EITI Reports are most useful and relevant when published regularly and contain timely data. Requirement 2 establishes deadlines for timely EITI Reporting.
3. The EITI requires EITI Reports that include contextual information about the extractive industries.
In order for EITI Reports to be comprehensible and useful to the public, they must be accompanied by publicly available contextual information about the extractive industries. This information should include a summary description of the legal framework and fiscal regime (3.2); together with an overview of: the extractive industries (3.3); the extractive industries’ contribution to the economy (3.4); production data (3.5); state participation in the extractive industries (3.6); revenue allocations and the sustainability of revenues (3.7 -3.8), license registers and license allocations (3.9-3.10); and, any applicable provisions related to beneficial ownership (3.11) and contracts (3.12). The multi-stakeholder group should agree on who prepares the contextual information for the EITI Report (3.1).
4. The EITI requires the production of comprehensive EITI Reports that include full government disclosure of extractive industry revenues, and disclosure of all material payments to government by oil, gas and mining companies.
An understanding of company payments and government revenues can inform public debate about the governance of the extractive industries. The EITI requires a comprehensive reconciliation of company payments and government revenues from the extractive industries. Requirement 4 outlines the steps that the multi-stakeholder group needs to consider in order to ensure that the EITI Report provides a complete account of these payments and revenues. Section 4.1 sets out the requirements related to the types of payments and revenues to be covered in the EITI Report.
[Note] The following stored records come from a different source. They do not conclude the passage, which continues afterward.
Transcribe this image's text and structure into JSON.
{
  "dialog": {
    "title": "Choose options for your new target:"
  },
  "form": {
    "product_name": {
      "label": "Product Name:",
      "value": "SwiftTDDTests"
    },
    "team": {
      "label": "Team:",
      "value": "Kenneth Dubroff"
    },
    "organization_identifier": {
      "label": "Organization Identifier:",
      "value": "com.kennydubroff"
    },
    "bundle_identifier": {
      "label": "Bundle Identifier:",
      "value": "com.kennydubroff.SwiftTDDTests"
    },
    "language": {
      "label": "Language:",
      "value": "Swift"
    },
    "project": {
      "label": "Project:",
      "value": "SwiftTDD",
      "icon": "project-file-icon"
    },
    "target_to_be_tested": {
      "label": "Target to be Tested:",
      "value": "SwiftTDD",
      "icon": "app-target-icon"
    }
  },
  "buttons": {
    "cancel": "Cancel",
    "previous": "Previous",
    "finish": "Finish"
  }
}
Section 4.2 specifies which companies and government entities, including state-owned enterprises, should be required to report.
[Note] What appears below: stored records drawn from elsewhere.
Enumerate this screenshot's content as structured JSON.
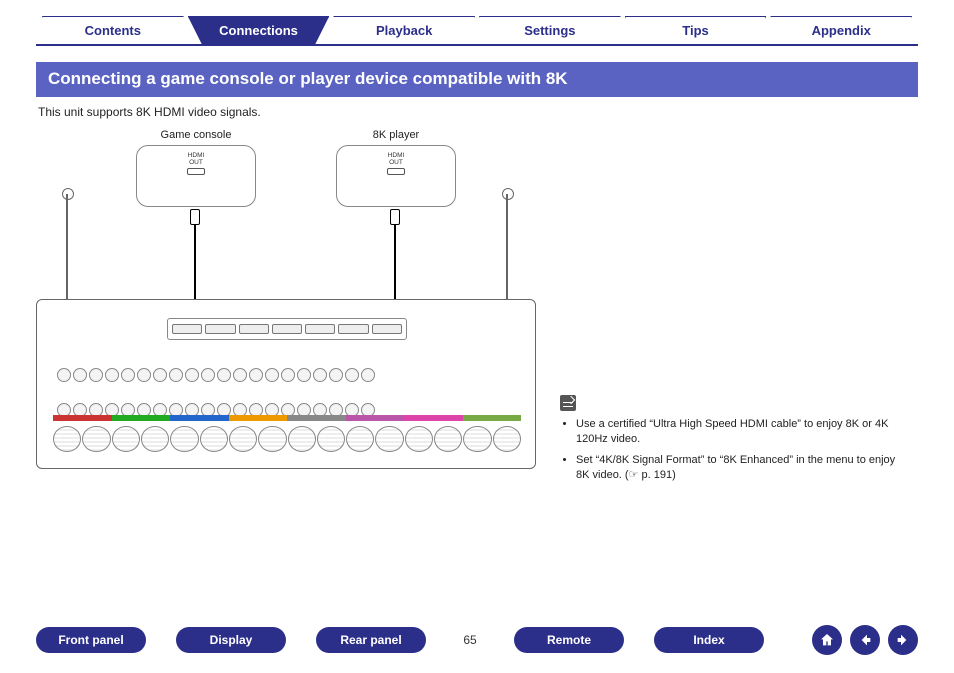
{
  "tabs": {
    "items": [
      {
        "label": "Contents",
        "active": false
      },
      {
        "label": "Connections",
        "active": true
      },
      {
        "label": "Playback",
        "active": false
      },
      {
        "label": "Settings",
        "active": false
      },
      {
        "label": "Tips",
        "active": false
      },
      {
        "label": "Appendix",
        "active": false
      }
    ]
  },
  "heading": "Connecting a game console or player device compatible with 8K",
  "subtitle": "This unit supports 8K HDMI video signals.",
  "diagram": {
    "device1_label": "Game console",
    "device2_label": "8K player",
    "hdmi_out_line1": "HDMI",
    "hdmi_out_line2": "OUT"
  },
  "notes": {
    "items": [
      "Use a certified “Ultra High Speed HDMI cable” to enjoy 8K or 4K 120Hz video.",
      "Set “4K/8K Signal Format” to “8K Enhanced” in the menu to enjoy 8K video.  (☞ p. 191)"
    ]
  },
  "bottom_nav": {
    "items": [
      "Front panel",
      "Display",
      "Rear panel"
    ],
    "page": "65",
    "items2": [
      "Remote",
      "Index"
    ]
  },
  "colors": {
    "speaker_strip": [
      "#c33",
      "#c33",
      "#2a2",
      "#2a2",
      "#26c",
      "#26c",
      "#e90",
      "#e90",
      "#888",
      "#888",
      "#b5a",
      "#b5a",
      "#d4a",
      "#d4a",
      "#7a4",
      "#7a4"
    ]
  }
}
5. The EITI requires a credible assurance process applying international standards.
Requirement 5 seeks to ensure a credible EITI reporting process so that the EITI Report contains reliable data. The EITI seeks to build on existing audit and assurance systems in government and industry and to promote adherence to international practice and standards. The multi-stakeholder group is required to appoint an Independent Administrator to reconcile the data submitted by companies and government entities (5.1). Section 5.2 outlines the issues that the multi-stakeholder group and the Independent Administrator need to consider in agreeing the terms of reference for the reconciliation. This includes the assurances that need to be provided by the reporting entities. Section 5.3 empowers the Independent Administrator to assess the comprehensiveness and reliability of the data and to make recommendations for the future. The EITI Report must be endorsed by the multi-stakeholder group (5.4).
6. The EITI requires EITI Reports that are comprehensible, actively promoted, publicly accessible, and contribute to public debate.
Regular disclosure of natural resource revenue streams and payments from extractive companies is of little practical use without public awareness, understanding of what the figures mean, and public debate about how resource revenues can be used effectively. Requirement 6 ensures that stakeholders are engaged in dialogue about natural resource revenue management.
7. The EITI requires that the multi-stakeholder group takes steps to act on lessons learned and review the outcomes and impact of EITI implementation.
EITI Reports lead to the fulfilment of the EITI Principles by contributing to wider public debate. It is also vital that lessons learnt during implementation are acted upon, that discrepancies identified in EITI Reports are explained and, if necessary, addressed, and that EITI implementation is on a stable, sustainable footing.